(INFORMATION SHOWN Opens)

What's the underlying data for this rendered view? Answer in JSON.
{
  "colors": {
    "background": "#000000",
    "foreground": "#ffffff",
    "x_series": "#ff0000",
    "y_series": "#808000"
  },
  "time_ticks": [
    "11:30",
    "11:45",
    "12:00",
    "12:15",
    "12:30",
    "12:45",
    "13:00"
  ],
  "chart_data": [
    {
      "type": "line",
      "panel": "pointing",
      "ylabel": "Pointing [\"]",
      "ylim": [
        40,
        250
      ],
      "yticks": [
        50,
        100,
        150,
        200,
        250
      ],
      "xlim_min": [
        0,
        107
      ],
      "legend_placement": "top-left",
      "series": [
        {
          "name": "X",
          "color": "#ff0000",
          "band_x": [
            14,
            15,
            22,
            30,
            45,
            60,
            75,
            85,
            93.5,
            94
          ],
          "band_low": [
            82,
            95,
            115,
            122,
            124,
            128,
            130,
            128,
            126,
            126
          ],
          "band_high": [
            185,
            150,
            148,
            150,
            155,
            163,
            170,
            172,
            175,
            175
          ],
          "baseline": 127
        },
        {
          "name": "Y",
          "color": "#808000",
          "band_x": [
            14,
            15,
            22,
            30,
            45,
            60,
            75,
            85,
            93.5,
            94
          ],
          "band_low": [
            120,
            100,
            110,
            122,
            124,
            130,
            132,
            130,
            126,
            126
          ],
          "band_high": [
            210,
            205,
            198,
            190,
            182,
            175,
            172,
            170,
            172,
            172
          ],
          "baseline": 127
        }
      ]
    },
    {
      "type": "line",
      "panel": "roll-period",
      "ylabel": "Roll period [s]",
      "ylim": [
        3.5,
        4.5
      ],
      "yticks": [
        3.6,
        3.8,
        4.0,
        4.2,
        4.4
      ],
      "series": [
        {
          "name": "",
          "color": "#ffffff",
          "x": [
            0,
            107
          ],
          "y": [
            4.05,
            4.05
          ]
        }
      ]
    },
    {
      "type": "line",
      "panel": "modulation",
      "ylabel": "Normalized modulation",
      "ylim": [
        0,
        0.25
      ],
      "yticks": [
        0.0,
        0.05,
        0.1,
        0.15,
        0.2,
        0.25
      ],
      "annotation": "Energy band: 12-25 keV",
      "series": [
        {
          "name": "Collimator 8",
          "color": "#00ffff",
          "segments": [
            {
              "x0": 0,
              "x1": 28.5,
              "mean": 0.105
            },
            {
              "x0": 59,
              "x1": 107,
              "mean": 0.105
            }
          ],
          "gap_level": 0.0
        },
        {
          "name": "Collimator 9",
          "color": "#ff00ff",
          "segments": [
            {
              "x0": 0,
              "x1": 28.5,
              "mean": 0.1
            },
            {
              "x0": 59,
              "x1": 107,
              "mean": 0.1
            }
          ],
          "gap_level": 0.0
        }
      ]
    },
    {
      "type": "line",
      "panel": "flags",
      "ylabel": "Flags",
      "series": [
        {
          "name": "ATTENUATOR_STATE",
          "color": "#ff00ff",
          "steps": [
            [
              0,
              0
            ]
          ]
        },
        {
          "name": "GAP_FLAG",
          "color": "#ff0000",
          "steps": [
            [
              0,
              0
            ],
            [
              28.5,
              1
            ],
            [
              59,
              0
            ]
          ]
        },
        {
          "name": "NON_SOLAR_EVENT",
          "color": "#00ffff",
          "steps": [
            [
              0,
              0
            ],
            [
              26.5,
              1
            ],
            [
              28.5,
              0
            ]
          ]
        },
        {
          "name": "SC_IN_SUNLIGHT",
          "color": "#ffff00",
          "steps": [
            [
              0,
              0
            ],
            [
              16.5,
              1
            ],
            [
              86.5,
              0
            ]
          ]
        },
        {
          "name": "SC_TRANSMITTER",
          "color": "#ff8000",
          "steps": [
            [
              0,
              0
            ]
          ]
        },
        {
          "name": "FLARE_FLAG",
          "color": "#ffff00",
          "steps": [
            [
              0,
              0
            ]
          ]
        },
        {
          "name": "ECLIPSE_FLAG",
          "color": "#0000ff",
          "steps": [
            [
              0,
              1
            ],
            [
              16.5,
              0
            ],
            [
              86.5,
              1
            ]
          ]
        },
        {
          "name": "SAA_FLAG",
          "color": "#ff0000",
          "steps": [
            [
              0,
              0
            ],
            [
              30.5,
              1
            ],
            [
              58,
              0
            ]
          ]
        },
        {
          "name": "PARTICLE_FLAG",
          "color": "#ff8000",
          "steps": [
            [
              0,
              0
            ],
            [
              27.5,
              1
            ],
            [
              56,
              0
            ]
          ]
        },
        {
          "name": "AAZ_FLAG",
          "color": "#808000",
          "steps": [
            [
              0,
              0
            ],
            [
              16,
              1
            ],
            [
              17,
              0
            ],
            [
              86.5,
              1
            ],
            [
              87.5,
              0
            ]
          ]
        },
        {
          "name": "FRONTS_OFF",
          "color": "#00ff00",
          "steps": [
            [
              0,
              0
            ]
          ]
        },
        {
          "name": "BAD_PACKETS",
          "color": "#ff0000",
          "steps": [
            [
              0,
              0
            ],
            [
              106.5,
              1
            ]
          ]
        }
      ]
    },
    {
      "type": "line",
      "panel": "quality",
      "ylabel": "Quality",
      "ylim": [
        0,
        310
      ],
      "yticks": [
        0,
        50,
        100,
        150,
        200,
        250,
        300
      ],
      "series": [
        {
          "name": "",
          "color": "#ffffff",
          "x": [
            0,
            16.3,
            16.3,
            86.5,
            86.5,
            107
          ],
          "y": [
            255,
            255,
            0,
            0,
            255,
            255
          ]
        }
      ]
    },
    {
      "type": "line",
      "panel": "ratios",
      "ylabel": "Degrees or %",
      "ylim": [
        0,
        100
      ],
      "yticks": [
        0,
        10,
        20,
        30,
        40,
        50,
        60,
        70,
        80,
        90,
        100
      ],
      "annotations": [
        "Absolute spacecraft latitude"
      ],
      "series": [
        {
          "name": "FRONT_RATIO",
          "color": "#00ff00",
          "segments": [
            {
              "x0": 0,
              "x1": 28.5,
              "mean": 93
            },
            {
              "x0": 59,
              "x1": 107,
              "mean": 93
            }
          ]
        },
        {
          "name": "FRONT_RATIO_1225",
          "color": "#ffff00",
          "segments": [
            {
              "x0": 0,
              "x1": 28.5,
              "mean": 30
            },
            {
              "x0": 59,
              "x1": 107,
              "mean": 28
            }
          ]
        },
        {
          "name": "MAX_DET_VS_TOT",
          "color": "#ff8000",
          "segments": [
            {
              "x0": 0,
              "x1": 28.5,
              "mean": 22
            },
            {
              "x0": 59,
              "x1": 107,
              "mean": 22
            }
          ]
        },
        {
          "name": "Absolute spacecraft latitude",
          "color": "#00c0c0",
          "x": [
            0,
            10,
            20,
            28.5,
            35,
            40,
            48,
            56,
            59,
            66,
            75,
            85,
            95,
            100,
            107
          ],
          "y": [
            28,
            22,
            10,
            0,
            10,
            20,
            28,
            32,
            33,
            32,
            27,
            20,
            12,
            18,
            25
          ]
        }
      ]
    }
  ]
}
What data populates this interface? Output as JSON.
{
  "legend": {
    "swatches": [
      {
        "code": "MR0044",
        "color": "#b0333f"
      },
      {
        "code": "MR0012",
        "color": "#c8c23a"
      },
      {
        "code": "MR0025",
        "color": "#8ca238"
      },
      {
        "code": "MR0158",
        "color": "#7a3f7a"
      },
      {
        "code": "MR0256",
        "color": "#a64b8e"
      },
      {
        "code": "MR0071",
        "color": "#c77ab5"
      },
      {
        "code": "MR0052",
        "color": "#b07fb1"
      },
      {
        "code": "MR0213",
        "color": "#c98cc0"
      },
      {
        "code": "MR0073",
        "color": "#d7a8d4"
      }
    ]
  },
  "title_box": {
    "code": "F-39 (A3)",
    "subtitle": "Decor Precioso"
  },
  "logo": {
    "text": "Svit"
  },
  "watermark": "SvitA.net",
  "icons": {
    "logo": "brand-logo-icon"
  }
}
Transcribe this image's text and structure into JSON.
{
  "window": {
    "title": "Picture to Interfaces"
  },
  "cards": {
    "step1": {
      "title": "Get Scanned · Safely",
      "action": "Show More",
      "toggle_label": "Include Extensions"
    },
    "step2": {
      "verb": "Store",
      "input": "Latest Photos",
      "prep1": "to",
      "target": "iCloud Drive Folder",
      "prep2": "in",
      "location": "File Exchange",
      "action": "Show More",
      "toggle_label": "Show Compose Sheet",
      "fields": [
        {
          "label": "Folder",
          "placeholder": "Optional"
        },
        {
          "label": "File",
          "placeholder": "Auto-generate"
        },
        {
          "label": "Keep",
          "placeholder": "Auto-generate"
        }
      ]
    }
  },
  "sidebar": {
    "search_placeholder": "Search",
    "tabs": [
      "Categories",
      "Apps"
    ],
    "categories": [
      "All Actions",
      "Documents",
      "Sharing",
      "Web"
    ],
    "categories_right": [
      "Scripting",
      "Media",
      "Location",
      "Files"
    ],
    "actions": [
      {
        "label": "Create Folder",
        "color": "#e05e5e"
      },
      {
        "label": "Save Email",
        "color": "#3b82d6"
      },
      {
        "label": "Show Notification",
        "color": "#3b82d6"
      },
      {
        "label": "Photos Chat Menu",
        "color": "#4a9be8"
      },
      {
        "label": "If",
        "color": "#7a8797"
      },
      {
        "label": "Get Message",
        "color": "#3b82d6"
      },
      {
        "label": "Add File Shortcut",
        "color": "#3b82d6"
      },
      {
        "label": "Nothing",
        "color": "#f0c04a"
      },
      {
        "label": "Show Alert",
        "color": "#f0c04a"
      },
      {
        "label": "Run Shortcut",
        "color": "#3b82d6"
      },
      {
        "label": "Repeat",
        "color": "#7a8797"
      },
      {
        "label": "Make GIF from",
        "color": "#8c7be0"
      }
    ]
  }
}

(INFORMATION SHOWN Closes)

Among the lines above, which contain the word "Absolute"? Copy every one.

[ANSWER TO THE PROBLEM]:
        "Absolute spacecraft latitude"
          "name": "Absolute spacecraft latitude",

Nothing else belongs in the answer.